Mike Ligon is director of partnerships at Sofar Sounds.

What is Sofar Sounds?

It’s a global music community which connects artists and fans through live music. We create intimate connections in non-traditional spaces across more than 400 cities. Each show is different – we might have hip-hop, acoustic and flamenco sets all in the same night.

What’s your role?

I’m director of partnerships. Brands come to us because they want to tap into our diverse network of over 30,000 artists when they launch a new product, for example. Each campaign is bespoke and we film the live music shows then create media for socials and other content too.

Can you give us an example?

Outdoor clothing brand Arc’teryx put on outdoor shows, and attendees were given the brand’s new jacket to stay warm. We also did a show called Parallels with Lexus, where chef Ludo Lefebvre created small bites of food which paired with the Sofar artist’s vibe. 

Has demand grown recently?

On the partnerships side, our demand for brands is record-breaking. We’re seeing so much interest. We have such a cult following on the public side too.

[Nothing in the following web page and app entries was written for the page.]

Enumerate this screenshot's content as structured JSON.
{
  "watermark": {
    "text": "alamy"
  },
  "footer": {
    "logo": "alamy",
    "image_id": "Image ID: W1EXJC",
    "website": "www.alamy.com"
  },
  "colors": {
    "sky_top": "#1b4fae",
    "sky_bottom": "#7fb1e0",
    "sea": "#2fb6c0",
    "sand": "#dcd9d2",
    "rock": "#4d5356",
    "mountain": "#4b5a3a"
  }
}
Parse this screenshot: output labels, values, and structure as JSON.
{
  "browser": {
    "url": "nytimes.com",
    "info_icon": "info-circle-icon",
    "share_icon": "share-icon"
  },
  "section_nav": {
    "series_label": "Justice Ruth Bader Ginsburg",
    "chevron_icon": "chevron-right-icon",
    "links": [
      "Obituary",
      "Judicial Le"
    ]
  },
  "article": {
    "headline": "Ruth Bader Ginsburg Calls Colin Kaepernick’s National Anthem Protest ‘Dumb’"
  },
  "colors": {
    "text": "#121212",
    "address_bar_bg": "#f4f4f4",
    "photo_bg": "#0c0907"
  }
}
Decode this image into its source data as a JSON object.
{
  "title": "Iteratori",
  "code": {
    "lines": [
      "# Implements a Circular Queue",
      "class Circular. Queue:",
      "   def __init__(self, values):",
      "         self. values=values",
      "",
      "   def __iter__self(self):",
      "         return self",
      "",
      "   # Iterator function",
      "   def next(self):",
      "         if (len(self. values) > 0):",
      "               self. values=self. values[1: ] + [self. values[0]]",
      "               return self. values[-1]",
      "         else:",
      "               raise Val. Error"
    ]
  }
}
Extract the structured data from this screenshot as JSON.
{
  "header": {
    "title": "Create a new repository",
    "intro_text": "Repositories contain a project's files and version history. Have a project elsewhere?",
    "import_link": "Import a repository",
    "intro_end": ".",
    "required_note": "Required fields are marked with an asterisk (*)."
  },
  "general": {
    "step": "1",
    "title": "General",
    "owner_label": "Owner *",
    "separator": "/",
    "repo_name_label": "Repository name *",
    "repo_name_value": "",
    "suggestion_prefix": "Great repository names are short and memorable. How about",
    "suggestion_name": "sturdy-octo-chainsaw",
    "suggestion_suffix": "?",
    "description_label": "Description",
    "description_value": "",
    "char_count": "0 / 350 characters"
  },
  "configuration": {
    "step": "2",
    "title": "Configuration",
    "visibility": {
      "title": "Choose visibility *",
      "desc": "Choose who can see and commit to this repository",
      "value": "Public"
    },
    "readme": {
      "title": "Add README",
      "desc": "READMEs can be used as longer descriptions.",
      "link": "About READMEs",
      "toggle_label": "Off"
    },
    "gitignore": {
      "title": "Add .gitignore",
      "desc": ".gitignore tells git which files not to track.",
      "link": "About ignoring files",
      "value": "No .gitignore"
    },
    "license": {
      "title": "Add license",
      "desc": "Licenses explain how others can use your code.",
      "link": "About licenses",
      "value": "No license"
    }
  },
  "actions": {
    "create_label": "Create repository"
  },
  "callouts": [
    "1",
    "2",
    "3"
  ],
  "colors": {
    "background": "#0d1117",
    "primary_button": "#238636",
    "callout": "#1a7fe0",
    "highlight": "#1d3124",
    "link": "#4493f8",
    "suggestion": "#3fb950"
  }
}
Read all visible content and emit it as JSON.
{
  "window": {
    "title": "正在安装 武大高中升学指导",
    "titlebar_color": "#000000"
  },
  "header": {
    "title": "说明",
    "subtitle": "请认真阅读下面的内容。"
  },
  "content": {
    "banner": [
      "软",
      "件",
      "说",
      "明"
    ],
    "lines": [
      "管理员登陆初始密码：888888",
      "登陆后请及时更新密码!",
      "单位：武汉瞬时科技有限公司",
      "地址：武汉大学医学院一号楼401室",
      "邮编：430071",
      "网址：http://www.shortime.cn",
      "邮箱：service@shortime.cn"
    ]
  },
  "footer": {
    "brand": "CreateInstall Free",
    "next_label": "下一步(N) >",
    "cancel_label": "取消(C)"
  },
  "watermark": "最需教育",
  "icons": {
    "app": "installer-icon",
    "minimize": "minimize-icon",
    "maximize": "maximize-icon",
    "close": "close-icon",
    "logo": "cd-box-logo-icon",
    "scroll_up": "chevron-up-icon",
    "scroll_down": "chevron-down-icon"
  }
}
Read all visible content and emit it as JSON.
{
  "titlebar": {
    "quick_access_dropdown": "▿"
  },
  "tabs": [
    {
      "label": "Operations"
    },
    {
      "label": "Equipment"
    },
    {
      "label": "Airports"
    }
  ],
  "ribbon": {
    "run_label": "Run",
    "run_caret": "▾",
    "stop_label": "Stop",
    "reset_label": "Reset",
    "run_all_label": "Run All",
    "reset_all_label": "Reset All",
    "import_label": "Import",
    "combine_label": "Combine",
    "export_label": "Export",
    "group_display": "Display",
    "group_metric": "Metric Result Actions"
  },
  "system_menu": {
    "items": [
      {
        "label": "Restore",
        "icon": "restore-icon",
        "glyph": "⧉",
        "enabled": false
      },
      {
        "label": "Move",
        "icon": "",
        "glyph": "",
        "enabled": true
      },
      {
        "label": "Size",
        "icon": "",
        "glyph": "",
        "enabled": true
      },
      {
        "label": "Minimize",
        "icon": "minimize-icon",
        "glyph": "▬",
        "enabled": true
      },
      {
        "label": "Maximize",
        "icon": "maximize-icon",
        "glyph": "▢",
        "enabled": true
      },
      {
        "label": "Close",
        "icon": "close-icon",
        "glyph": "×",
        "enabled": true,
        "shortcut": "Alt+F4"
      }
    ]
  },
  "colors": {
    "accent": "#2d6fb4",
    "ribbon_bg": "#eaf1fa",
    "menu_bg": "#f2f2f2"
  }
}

How has Sofar changed since its launch in 2019?

A lot of our partnerships were born out of digital experiences during the pandemic. Brands came to us because they wanted to stay active in music but couldn’t get people together.

For instance, we did a live stream for a brand during Covid with a great band named Sylvan Esso from Durham, North Carolina. We rented out the Bulls Stadium and put on a show with no fans, but people could tune into digitally. Now we can have a mix of digital and experiential content. 

How often are you on the road?

Around three to four trips a month. Campaigns are sometimes across six cities, so I’m on tour with the musicians.

How do you source musicians?

We have an application process. We support artists through almost every arc of their career. If you’re a new artist, the first question a venue will ask is “how many tickets can you sell?” Sofar provides that opportunity to introduce audiences to new music and connect artists to a community. We also stay connected to artists as they grow from playing in a 50-person venue to an arena.

What’s the criteria for a venue to host a gig?

The stranger, the better. We want something unexpected. Our typical capacities are 50-150 people so they’re intimate. Each venue has a checklist of things they need to walk through with the team e.g. entry and exit, can we create a stage etc. Our local teams are great at knowing how to put on a show.

We have an entire established host network across the globe. We might also take it upon ourselves to find a suitable venue for a partner. For example, we’re doing a campaign with a rideshare partner who wants a lot of pink in the venues.

Have you discovered new musicians on your travels? 

There are so many great artists in our network. We recently worked with Australian singer-songwriter Hayley Warner for our Sony Electronics partnership. Her band were incredible and moved everyone to tears.

What’s your favourite genre of music?

My go-to is indie-folk, singer-songwriter, but Sofar has really opened my eyes to new music. My playlists are all over the place.

Which Sofar Sounds concert has left a lasting impression?

An outdoor show in Telluride, Colorado – a seven and a half drive from Denver. It was in this historic old warehouse – basically two stone walls held up by metal beams with an open roof. We had 250 people huddled around fire pits in -1 degrees, looking up at the stars. It was incredible. 

And most difficult?

We did an event with Arc’teryx in Chicago in the winter. It was -9 degrees and we had to keep artists and equipment warm. There was this moment of connection because everyone put on their Arc’teryx jackets and we were all in it together. It was awesome but challenging from a production standpoint.

What has been your most rewarding travel experience?

We did a Sofar event with the longest running jazz band in New Orleans’ Preservation Hall, which fits around 50 people. It was a bucket-list event.

And most challenging?

In New York I ran to catch an Uber in the rain, slipped and fell on a subway grate. I fractured four ribs, spent the day in ER and still went to the show the next night. The following day I had to fly from New York to Denver. Sitting upright for four and a half hours was painful.   

What’s your dream destination?

Croatia. I would love to put on an intimate Sofar event at one of those amazing castles overlooking the sea.

What’s your inflight entertainment pick?

Music is my go-to. I used to create mixed tapes for people. Now, I create different playlists for each trip, and usually listen to the artist we’re about to work with.

What’s your indispensable travel gadget?

Bose noise-cancelling headphones.

What’s next?

We’re working with a hotel brand to tour its penthouse spaces around the world with wraparound views. On the public side, people want a little bit more information so we’ll maintain that level of secrecy but give more information about the genres at the show. We’re also experimenting with more high-energy formats – there may be a DJ and you’re getting up and dancing compared to sitting on the floor. We’ll still have the traditional shows, but some new ones too.